● **WORK ITEM**:
Answer with a single number stating how many lines of the entries below include the string "subtitle".
==== EXCERPTED RECORDS
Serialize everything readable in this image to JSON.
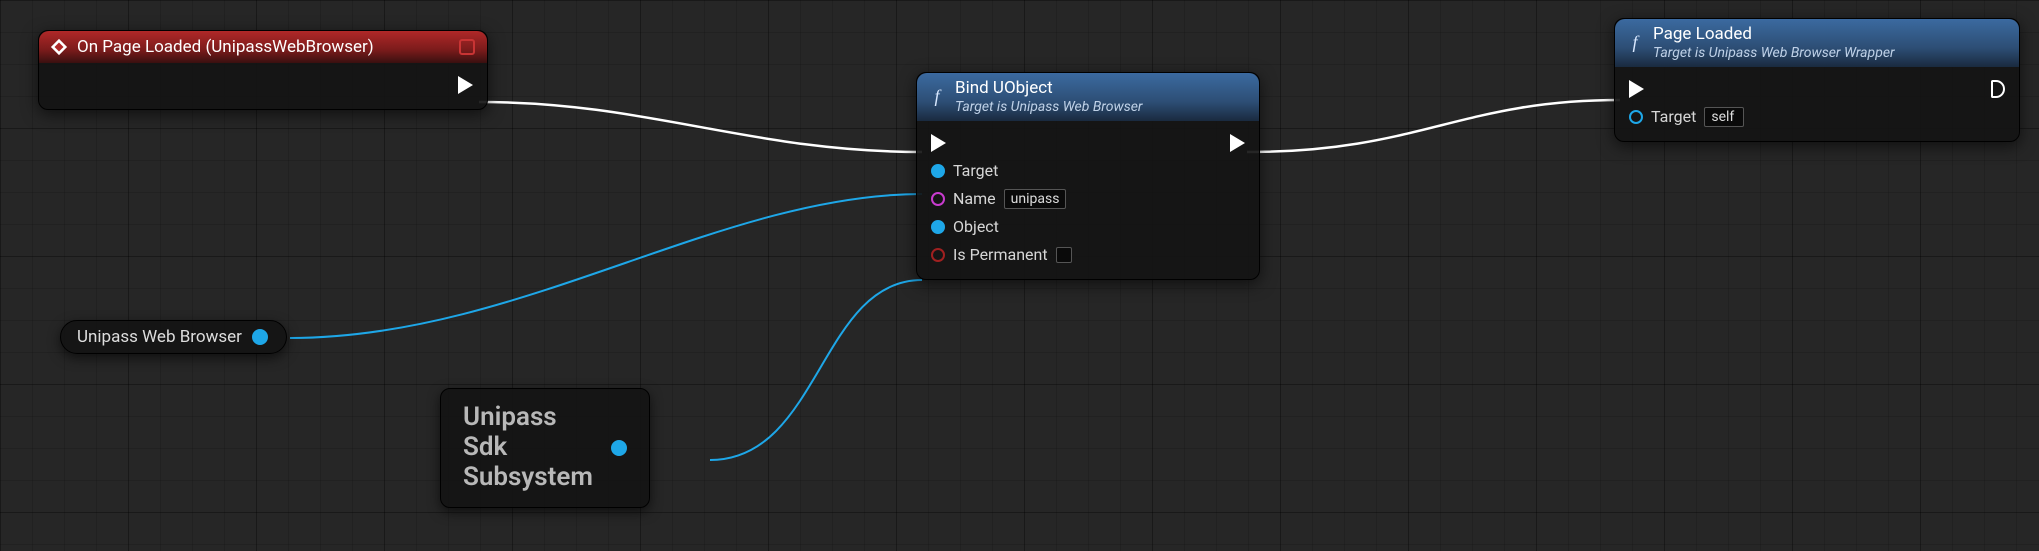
{
  "nodes": {
    "event": {
      "title": "On Page Loaded (UnipassWebBrowser)"
    },
    "bind": {
      "title": "Bind UObject",
      "subtitle": "Target is Unipass Web Browser",
      "pins": {
        "target": "Target",
        "name": "Name",
        "name_value": "unipass",
        "object": "Object",
        "is_permanent": "Is Permanent"
      }
    },
    "page_loaded": {
      "title": "Page Loaded",
      "subtitle": "Target is Unipass Web Browser Wrapper",
      "pins": {
        "target": "Target",
        "target_value": "self"
      }
    },
    "variable": {
      "label": "Unipass Web Browser"
    },
    "subsystem": {
      "label_line1": "Unipass",
      "label_line2": "Sdk",
      "label_line3": "Subsystem"
    }
  },
  "colors": {
    "exec_wire": "#ffffff",
    "obj_wire": "#1ea7e8"
  }
}
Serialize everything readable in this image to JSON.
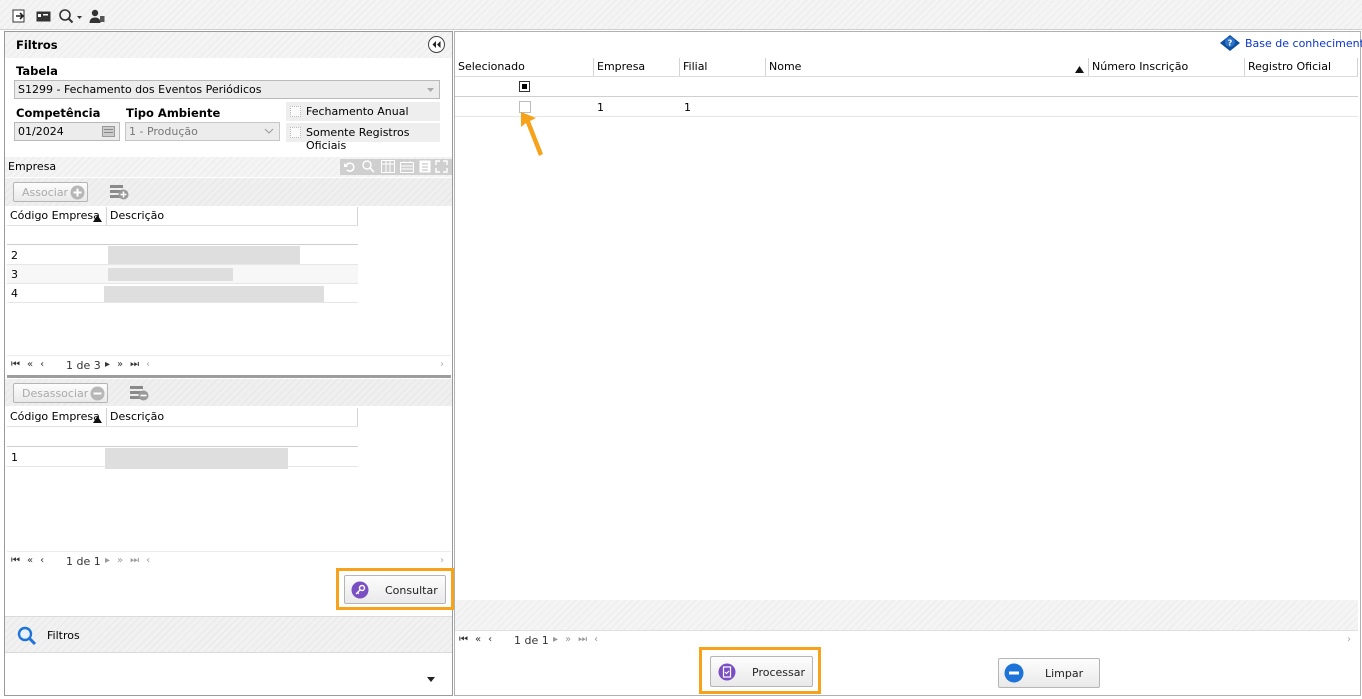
{
  "toolbar": {
    "icons": [
      "exit-icon",
      "card-icon",
      "search-icon",
      "user-icon"
    ]
  },
  "filters_panel": {
    "title": "Filtros",
    "tabela": {
      "label": "Tabela",
      "value": "S1299 - Fechamento dos Eventos Periódicos"
    },
    "competencia": {
      "label": "Competência",
      "value": "01/2024"
    },
    "tipo_ambiente": {
      "label": "Tipo Ambiente",
      "value": "1 - Produção"
    },
    "fechamento_anual": {
      "label": "Fechamento Anual",
      "checked": false
    },
    "somente_registros": {
      "label": "Somente Registros Oficiais",
      "checked": false
    },
    "empresa_section": {
      "label": "Empresa"
    },
    "associar_button": "Associar",
    "available_grid": {
      "columns": [
        "Código Empresa",
        "Descrição"
      ],
      "rows": [
        {
          "code": "2"
        },
        {
          "code": "3"
        },
        {
          "code": "4"
        }
      ],
      "pager": {
        "text": "1 de 3"
      }
    },
    "desassociar_button": "Desassociar",
    "associated_grid": {
      "columns": [
        "Código Empresa",
        "Descrição"
      ],
      "rows": [
        {
          "code": "1"
        }
      ],
      "pager": {
        "text": "1 de 1"
      }
    },
    "consultar_button": "Consultar",
    "bottom_nav": {
      "label": "Filtros"
    }
  },
  "main": {
    "knowledge_link": "Base de conhecimento",
    "columns": [
      "Selecionado",
      "Empresa",
      "Filial",
      "Nome",
      "Número Inscrição",
      "Registro Oficial"
    ],
    "rows": [
      {
        "empresa": "1",
        "filial": "1",
        "nome": "",
        "numero_inscricao": "",
        "registro_oficial": ""
      }
    ],
    "pager": {
      "text": "1 de 1"
    },
    "processar_button": "Processar",
    "limpar_button": "Limpar"
  },
  "colors": {
    "highlight": "#f7a21b",
    "link": "#0b36c9",
    "purple": "#7b4fc4",
    "blue": "#1e73d8"
  }
}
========
● **RESPONSE TO THE EXERCISE**:
2